A copy of the report obtained by Mixmag states: "The scheme would be a multi-agency initiative.
"The blueprint for the scheme caters for young people who smoke cannabis recreationally as well as acting as a safeguarding mechanism for those with complex needs or multiple vulnerabilities".
The Telegraph reports that the strategy might be extended to all Class B substances, effectively decriminalising ketamine and amphetamines.
Previously, police and crime commissioners in Somerset, Durham, and the West Midlands have seen successful results with similar schemes.
The Volteface report says: "Whilst evidence bases and template models exist from successful existing schemes, it is crucial that this scheme is carefully designed and tailored to the needs of the Borough.
Quarterly or bi-annual meetings should be held between stakeholders to analyse the benefits and any potential negative consequences of the scheme."

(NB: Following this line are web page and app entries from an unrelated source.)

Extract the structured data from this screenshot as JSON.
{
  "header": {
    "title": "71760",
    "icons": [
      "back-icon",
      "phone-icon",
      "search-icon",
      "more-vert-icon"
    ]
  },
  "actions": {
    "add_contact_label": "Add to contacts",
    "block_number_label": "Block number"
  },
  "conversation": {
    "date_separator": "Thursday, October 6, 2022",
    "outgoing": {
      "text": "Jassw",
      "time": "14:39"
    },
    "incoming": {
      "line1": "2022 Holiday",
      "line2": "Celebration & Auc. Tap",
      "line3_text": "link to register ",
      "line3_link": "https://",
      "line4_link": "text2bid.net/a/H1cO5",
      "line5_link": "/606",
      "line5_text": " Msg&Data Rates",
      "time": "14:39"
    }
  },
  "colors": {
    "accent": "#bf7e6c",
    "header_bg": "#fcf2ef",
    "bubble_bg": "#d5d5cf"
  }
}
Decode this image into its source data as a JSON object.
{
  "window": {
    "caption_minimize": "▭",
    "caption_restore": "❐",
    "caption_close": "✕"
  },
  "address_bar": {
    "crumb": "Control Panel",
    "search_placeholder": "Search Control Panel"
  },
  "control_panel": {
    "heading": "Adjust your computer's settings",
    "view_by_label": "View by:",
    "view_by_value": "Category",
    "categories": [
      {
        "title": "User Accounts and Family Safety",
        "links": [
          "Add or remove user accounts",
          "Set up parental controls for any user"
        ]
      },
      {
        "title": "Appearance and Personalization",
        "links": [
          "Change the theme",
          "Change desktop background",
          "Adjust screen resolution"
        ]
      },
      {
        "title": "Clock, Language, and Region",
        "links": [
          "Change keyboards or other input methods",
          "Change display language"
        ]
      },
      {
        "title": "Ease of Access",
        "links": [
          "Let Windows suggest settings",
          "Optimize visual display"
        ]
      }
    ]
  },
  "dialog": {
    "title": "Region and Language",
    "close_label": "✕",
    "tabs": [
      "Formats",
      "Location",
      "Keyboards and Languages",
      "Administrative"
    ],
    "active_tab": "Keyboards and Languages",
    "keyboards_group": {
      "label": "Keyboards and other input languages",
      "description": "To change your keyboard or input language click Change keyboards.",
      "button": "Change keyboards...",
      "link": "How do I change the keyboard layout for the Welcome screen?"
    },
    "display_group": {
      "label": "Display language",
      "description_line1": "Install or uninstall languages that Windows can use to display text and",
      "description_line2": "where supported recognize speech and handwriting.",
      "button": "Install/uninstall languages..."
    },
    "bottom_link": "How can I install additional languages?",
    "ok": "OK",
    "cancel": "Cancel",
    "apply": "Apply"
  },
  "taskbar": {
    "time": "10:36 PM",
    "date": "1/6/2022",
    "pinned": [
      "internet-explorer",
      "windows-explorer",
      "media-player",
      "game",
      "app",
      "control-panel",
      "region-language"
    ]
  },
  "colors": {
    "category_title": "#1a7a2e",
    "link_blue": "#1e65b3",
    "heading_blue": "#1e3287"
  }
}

A spokesperson for the Mayor of London told Mixmag: “The Mayor firmly believes that drug use, and its related crimes, are preventable and not inevitable. That is why his approaches to tackling these issues are rooted in deterrence and early intervention.
“City Hall is working closely with community groups across London, providing them with the resources they need to tackle poverty, alienation and a lack of opportunity so that they can help bring about lasting change in their local area.
“A core focus of this work is investigating various ways in which young people can be diverted away from low-level drug use by being better informed about its harm, and MOPAC is actively involved in discussions around this scheme.
“We know that we’ll never be able to simply arrest our way out of the problem, which is why we continue to work on schemes that provide young people with support and education, rather than simply putting them through the criminal justice system – with the aim of diverting them away from drug use and crime for good”.
Aneesa Ahmed is Mixmag's Digital Intern, follow her on Twitter